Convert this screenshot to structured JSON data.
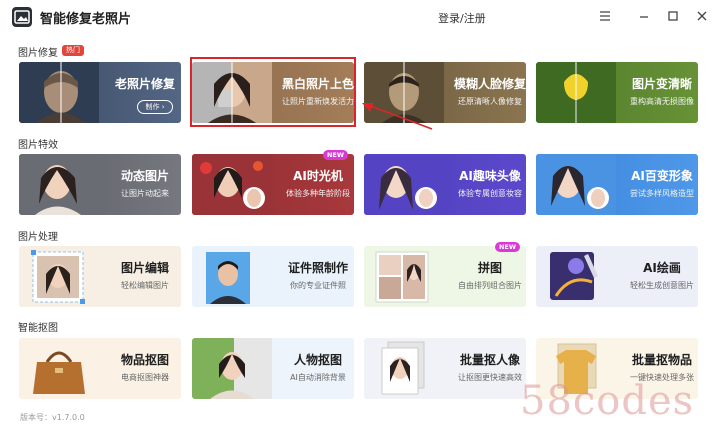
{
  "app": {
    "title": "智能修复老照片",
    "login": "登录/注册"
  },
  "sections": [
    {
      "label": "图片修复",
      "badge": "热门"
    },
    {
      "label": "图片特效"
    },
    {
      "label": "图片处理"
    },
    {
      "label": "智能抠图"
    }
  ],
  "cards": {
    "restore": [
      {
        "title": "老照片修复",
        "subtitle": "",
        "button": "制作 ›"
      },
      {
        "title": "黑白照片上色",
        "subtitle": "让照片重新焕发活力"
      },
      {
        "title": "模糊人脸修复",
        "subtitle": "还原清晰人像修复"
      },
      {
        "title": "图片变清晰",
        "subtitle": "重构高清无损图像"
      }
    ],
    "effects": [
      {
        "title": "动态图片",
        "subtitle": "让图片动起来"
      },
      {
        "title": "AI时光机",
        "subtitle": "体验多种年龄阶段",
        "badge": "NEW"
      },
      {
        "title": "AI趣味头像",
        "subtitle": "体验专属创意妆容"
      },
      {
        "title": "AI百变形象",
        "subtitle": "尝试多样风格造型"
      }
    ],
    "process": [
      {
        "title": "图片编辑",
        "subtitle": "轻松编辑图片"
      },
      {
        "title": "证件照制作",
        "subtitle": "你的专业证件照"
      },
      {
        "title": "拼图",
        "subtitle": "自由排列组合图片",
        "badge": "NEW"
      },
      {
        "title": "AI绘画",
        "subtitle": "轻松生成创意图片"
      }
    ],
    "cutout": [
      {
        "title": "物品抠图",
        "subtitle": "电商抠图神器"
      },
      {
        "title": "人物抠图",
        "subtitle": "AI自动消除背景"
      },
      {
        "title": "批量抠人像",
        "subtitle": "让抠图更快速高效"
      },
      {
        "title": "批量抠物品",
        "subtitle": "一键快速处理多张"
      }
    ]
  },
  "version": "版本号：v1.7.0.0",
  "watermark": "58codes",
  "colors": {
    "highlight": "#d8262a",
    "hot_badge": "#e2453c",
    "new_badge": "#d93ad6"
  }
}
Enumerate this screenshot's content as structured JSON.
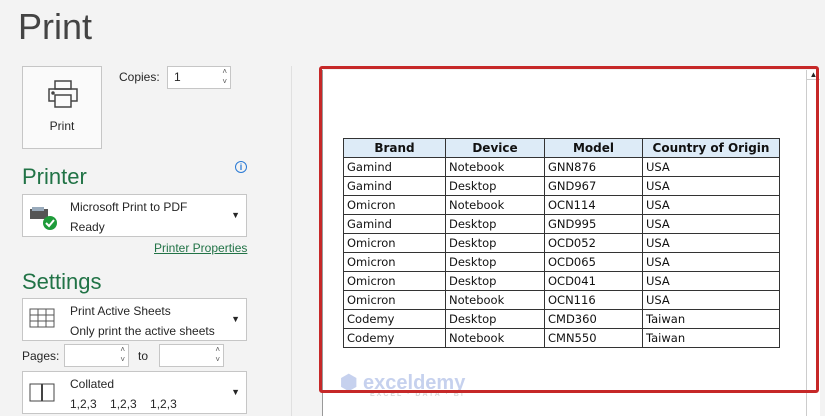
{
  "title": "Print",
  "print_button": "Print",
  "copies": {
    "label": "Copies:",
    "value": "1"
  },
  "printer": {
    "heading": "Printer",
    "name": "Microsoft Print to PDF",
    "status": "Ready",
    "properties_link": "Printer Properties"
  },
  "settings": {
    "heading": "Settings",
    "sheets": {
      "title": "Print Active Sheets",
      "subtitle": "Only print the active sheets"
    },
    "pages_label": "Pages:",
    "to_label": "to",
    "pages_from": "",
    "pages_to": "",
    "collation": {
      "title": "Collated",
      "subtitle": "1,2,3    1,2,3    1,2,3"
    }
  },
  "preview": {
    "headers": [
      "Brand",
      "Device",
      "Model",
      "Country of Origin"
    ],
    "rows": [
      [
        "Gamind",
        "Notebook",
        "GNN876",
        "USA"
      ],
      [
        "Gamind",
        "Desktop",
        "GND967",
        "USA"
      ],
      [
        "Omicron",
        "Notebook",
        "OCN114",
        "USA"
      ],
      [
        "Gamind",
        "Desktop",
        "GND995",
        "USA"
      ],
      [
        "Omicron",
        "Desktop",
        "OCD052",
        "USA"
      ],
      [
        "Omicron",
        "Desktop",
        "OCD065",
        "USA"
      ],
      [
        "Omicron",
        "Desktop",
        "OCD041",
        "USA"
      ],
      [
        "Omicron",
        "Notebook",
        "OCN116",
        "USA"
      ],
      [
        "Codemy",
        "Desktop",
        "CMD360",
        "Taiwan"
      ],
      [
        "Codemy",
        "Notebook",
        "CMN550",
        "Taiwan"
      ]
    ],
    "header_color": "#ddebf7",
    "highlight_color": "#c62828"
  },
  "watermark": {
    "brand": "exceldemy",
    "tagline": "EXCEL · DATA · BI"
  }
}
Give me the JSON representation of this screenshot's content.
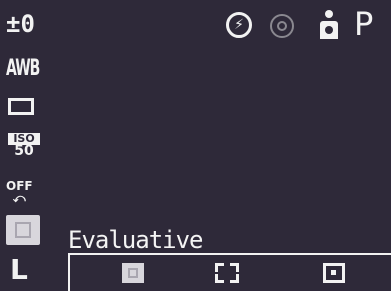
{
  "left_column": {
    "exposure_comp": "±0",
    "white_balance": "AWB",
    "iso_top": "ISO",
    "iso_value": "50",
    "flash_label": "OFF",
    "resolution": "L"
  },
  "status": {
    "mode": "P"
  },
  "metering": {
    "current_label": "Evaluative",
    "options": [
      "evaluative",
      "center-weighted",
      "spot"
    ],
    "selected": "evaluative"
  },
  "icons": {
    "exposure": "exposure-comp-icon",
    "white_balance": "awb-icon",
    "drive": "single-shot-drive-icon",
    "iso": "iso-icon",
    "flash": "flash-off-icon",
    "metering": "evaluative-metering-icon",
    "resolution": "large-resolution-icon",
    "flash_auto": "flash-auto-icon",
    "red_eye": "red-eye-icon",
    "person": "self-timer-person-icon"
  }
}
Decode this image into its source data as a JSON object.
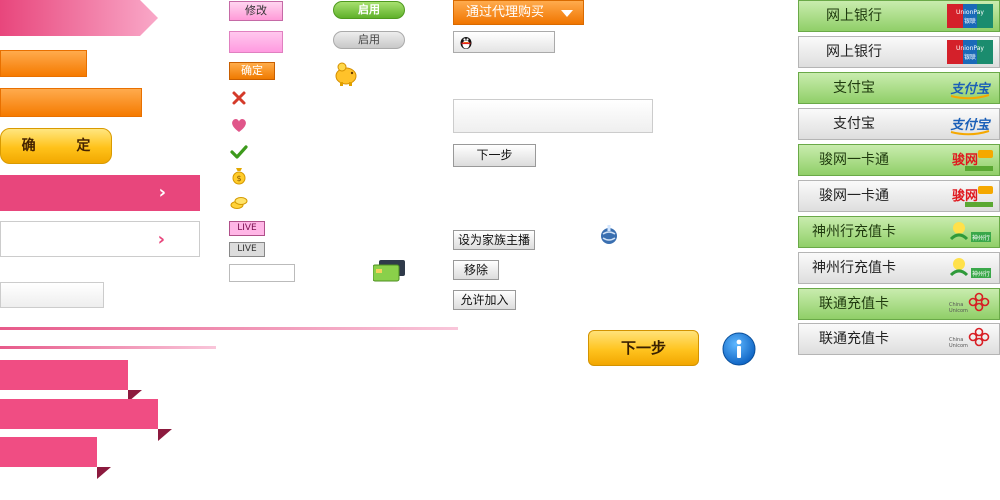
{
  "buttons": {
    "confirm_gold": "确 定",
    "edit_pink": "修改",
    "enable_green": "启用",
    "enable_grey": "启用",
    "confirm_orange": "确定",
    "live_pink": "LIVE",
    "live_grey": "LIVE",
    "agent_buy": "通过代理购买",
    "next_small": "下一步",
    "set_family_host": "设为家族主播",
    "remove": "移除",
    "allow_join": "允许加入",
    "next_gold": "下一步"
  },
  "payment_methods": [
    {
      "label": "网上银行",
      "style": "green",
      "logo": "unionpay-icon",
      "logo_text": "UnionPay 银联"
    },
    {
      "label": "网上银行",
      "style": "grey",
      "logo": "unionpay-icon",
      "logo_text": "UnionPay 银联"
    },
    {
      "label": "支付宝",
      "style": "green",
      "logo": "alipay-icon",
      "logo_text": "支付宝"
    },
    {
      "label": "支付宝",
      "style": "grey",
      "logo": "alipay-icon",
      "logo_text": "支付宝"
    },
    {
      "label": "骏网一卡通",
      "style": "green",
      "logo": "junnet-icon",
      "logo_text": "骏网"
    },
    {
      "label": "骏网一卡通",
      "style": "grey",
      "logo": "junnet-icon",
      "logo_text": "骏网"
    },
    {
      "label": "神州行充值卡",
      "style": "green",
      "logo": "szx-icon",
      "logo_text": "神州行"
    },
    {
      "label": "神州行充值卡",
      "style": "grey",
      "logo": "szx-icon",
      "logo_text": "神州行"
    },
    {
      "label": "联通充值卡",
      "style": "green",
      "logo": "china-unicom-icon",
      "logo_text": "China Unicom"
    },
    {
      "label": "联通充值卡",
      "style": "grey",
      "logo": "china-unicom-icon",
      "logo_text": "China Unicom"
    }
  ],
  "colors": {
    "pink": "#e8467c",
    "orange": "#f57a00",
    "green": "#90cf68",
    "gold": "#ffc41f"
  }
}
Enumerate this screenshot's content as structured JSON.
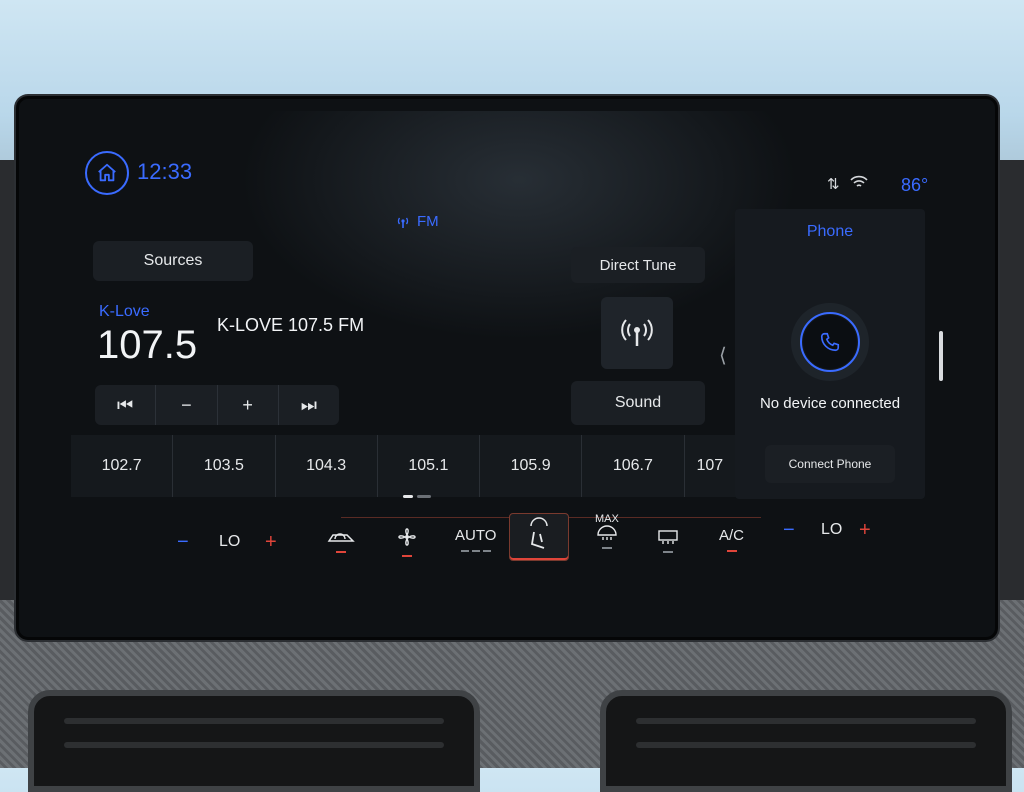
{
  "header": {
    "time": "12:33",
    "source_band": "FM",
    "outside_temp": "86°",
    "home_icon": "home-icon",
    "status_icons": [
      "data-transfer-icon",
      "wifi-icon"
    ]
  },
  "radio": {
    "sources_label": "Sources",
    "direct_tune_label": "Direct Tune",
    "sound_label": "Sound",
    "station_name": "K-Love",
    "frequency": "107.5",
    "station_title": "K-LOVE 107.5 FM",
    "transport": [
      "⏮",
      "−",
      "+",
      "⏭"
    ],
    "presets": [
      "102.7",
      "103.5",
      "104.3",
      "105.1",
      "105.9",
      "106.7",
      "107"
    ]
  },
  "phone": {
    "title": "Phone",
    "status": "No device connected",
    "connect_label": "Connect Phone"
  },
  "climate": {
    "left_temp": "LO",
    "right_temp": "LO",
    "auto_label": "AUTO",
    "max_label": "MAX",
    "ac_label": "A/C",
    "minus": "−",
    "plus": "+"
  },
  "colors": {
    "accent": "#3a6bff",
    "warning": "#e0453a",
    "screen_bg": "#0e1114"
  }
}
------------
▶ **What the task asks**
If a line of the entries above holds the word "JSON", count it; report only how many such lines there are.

▶ **Response to the task**
5